● Work item
Your answer should be the records, copied exactly, with the pictures removed.

---------- Material supplied

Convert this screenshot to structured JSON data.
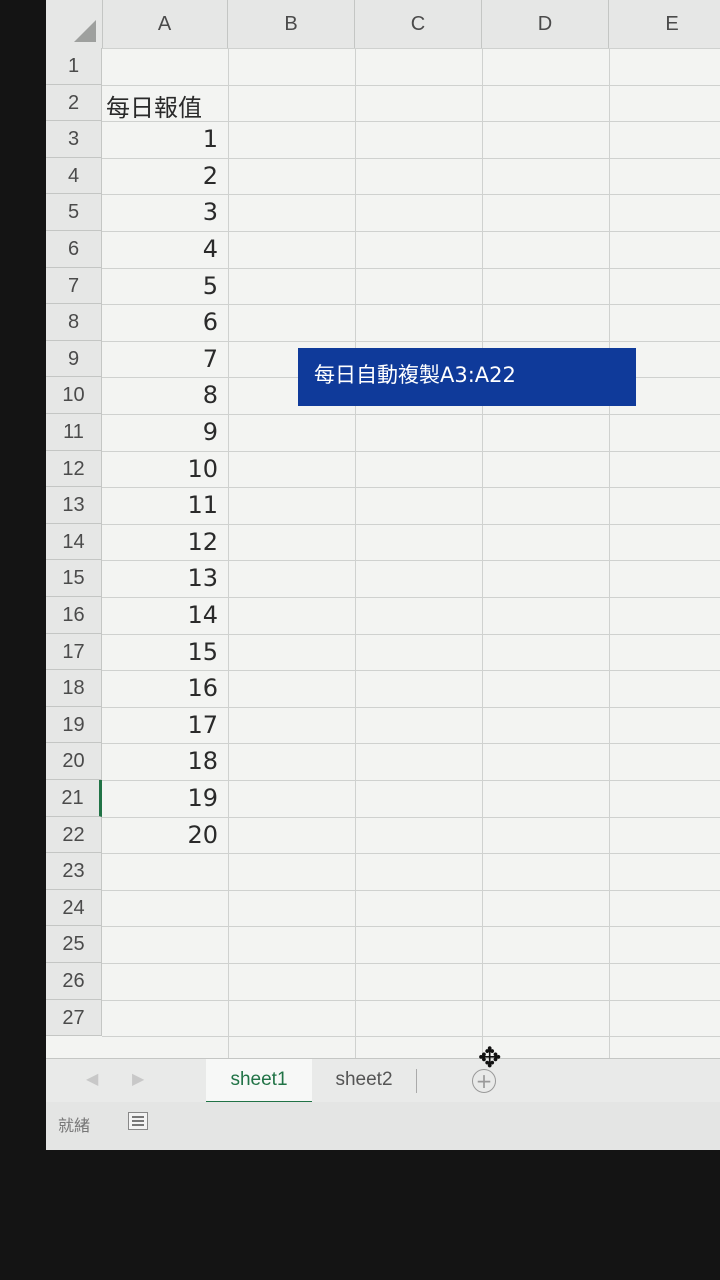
{
  "columns": [
    "A",
    "B",
    "C",
    "D",
    "E"
  ],
  "rows": [
    "1",
    "2",
    "3",
    "4",
    "5",
    "6",
    "7",
    "8",
    "9",
    "10",
    "11",
    "12",
    "13",
    "14",
    "15",
    "16",
    "17",
    "18",
    "19",
    "20",
    "21",
    "22",
    "23",
    "24",
    "25",
    "26",
    "27"
  ],
  "cells": {
    "A2": "每日報值",
    "A3": "1",
    "A4": "2",
    "A5": "3",
    "A6": "4",
    "A7": "5",
    "A8": "6",
    "A9": "7",
    "A10": "8",
    "A11": "9",
    "A12": "10",
    "A13": "11",
    "A14": "12",
    "A15": "13",
    "A16": "14",
    "A17": "15",
    "A18": "16",
    "A19": "17",
    "A20": "18",
    "A21": "19",
    "A22": "20"
  },
  "popup": {
    "text": "每日自動複製A3:A22"
  },
  "sheet_tabs": [
    "sheet1",
    "sheet2"
  ],
  "active_sheet": "sheet1",
  "status": "就緒",
  "icons": {
    "add_sheet": "plus-circle-icon",
    "cursor": "move-cursor-icon",
    "macro": "macro-record-icon"
  },
  "colors": {
    "accent": "#217346",
    "popup_bg": "#0f3a9a"
  }
}
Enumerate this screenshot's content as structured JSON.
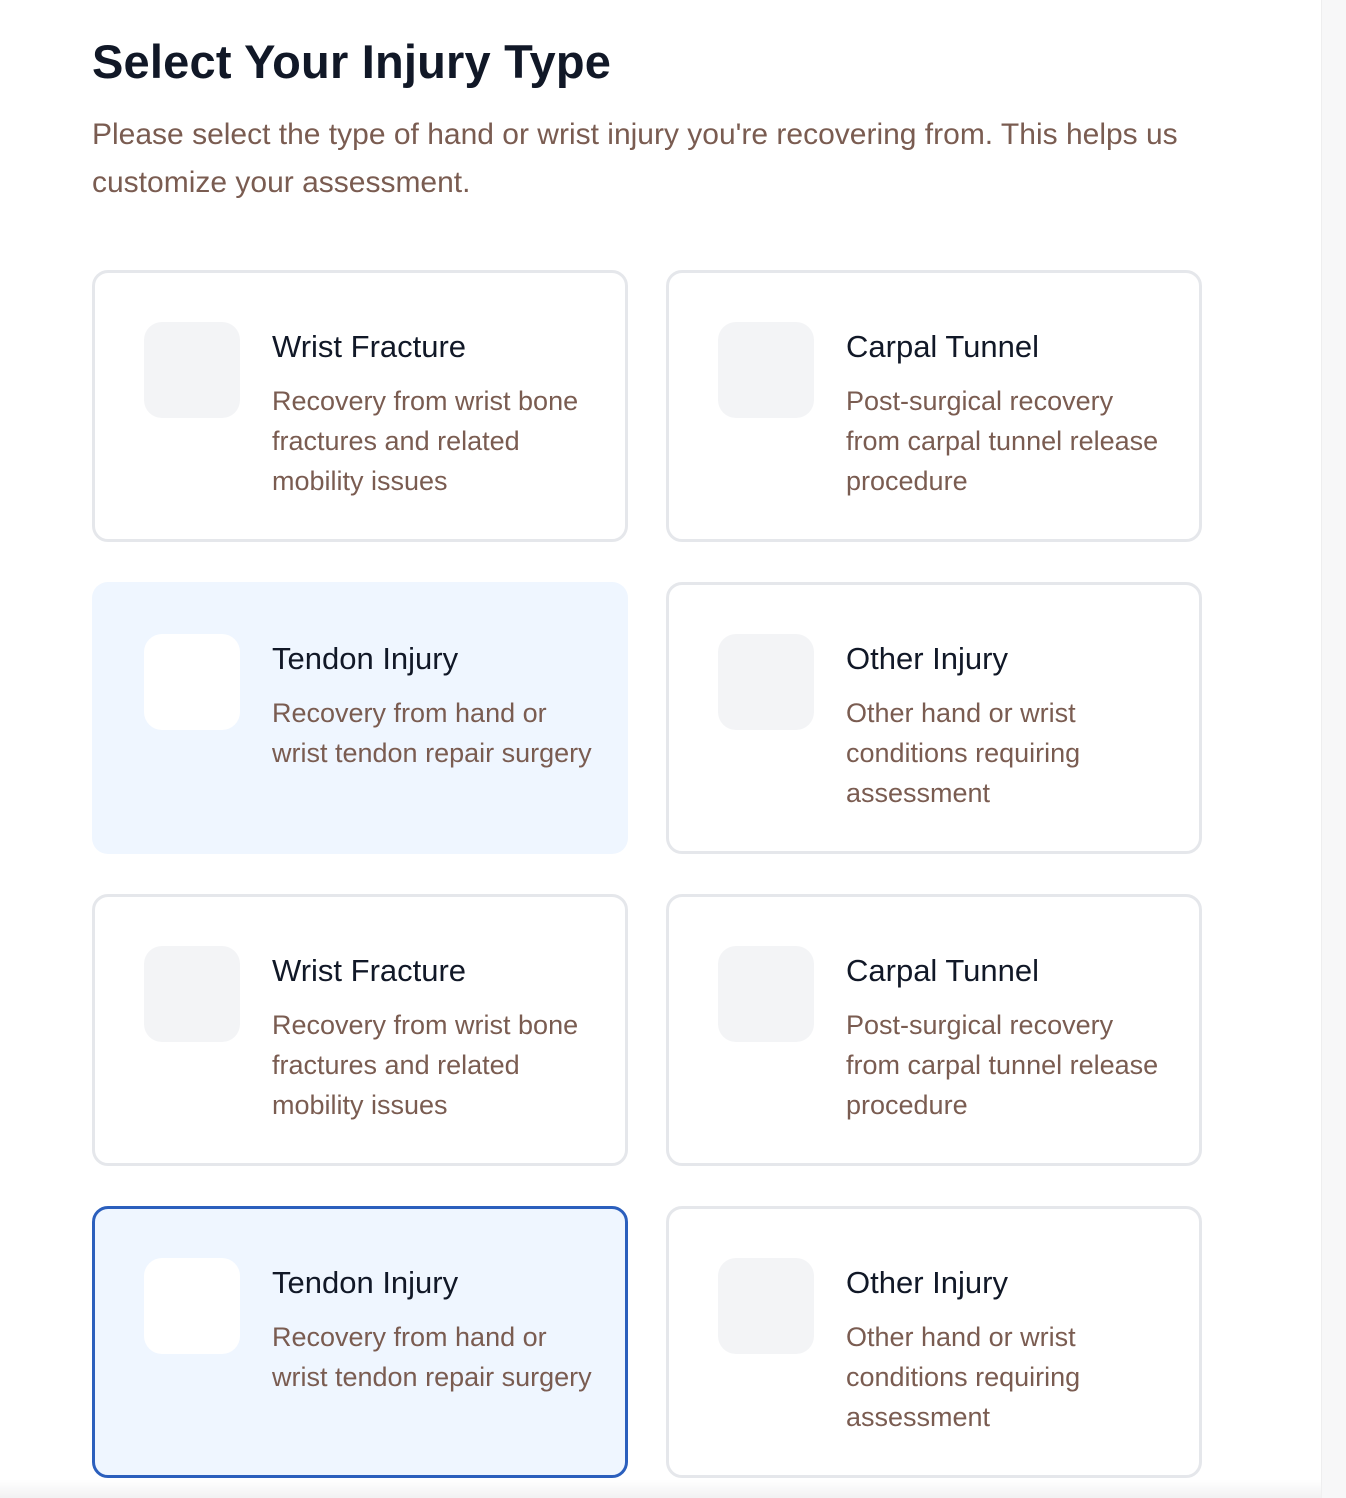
{
  "header": {
    "title": "Select Your Injury Type",
    "subtitle": "Please select the type of hand or wrist injury you're recovering from. This helps us customize your assessment."
  },
  "injury_options": [
    {
      "title": "Wrist Fracture",
      "description": "Recovery from wrist bone fractures and related mobility issues",
      "state": "default"
    },
    {
      "title": "Carpal Tunnel",
      "description": "Post-surgical recovery from carpal tunnel release procedure",
      "state": "default"
    },
    {
      "title": "Tendon Injury",
      "description": "Recovery from hand or wrist tendon repair surgery",
      "state": "hovered"
    },
    {
      "title": "Other Injury",
      "description": "Other hand or wrist conditions requiring assessment",
      "state": "default"
    },
    {
      "title": "Wrist Fracture",
      "description": "Recovery from wrist bone fractures and related mobility issues",
      "state": "default"
    },
    {
      "title": "Carpal Tunnel",
      "description": "Post-surgical recovery from carpal tunnel release procedure",
      "state": "default"
    },
    {
      "title": "Tendon Injury",
      "description": "Recovery from hand or wrist tendon repair surgery",
      "state": "selected"
    },
    {
      "title": "Other Injury",
      "description": "Other hand or wrist conditions requiring assessment",
      "state": "default"
    }
  ],
  "colors": {
    "accent_selected_border": "#2b5fbd",
    "highlight_background": "#eff6ff",
    "title_text": "#111827",
    "secondary_text": "#7a5c51"
  }
}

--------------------

● Output for this task
Convert this screenshot to structured JSON data.
{
  "columns": [
    "A",
    "B",
    "C",
    "D",
    "E"
  ],
  "rows": [
    "1",
    "2",
    "3",
    "4",
    "5",
    "6",
    "7",
    "8",
    "9",
    "10",
    "11",
    "12",
    "13",
    "14",
    "15",
    "16",
    "17",
    "18",
    "19",
    "20",
    "21",
    "22",
    "23",
    "24",
    "25",
    "26",
    "27"
  ],
  "cells": {
    "A2": "每日報值",
    "A3": "1",
    "A4": "2",
    "A5": "3",
    "A6": "4",
    "A7": "5",
    "A8": "6",
    "A9": "7",
    "A10": "8",
    "A11": "9",
    "A12": "10",
    "A13": "11",
    "A14": "12",
    "A15": "13",
    "A16": "14",
    "A17": "15",
    "A18": "16",
    "A19": "17",
    "A20": "18",
    "A21": "19",
    "A22": "20"
  },
  "popup": {
    "text": "每日自動複製A3:A22"
  },
  "sheet_tabs": [
    "sheet1",
    "sheet2"
  ],
  "active_sheet": "sheet1",
  "status": "就緒",
  "icons": {
    "add_sheet": "plus-circle-icon",
    "cursor": "move-cursor-icon",
    "macro": "macro-record-icon"
  },
  "colors": {
    "accent": "#217346",
    "popup_bg": "#0f3a9a"
  }
}
Enumerate this screenshot's content as structured JSON.
{
  "header": {
    "title": "Select Your Injury Type",
    "subtitle": "Please select the type of hand or wrist injury you're recovering from. This helps us customize your assessment."
  },
  "injury_options": [
    {
      "title": "Wrist Fracture",
      "description": "Recovery from wrist bone fractures and related mobility issues",
      "state": "default"
    },
    {
      "title": "Carpal Tunnel",
      "description": "Post-surgical recovery from carpal tunnel release procedure",
      "state": "default"
    },
    {
      "title": "Tendon Injury",
      "description": "Recovery from hand or wrist tendon repair surgery",
      "state": "hovered"
    },
    {
      "title": "Other Injury",
      "description": "Other hand or wrist conditions requiring assessment",
      "state": "default"
    },
    {
      "title": "Wrist Fracture",
      "description": "Recovery from wrist bone fractures and related mobility issues",
      "state": "default"
    },
    {
      "title": "Carpal Tunnel",
      "description": "Post-surgical recovery from carpal tunnel release procedure",
      "state": "default"
    },
    {
      "title": "Tendon Injury",
      "description": "Recovery from hand or wrist tendon repair surgery",
      "state": "selected"
    },
    {
      "title": "Other Injury",
      "description": "Other hand or wrist conditions requiring assessment",
      "state": "default"
    }
  ],
  "colors": {
    "accent_selected_border": "#2b5fbd",
    "highlight_background": "#eff6ff",
    "title_text": "#111827",
    "secondary_text": "#7a5c51"
  }
}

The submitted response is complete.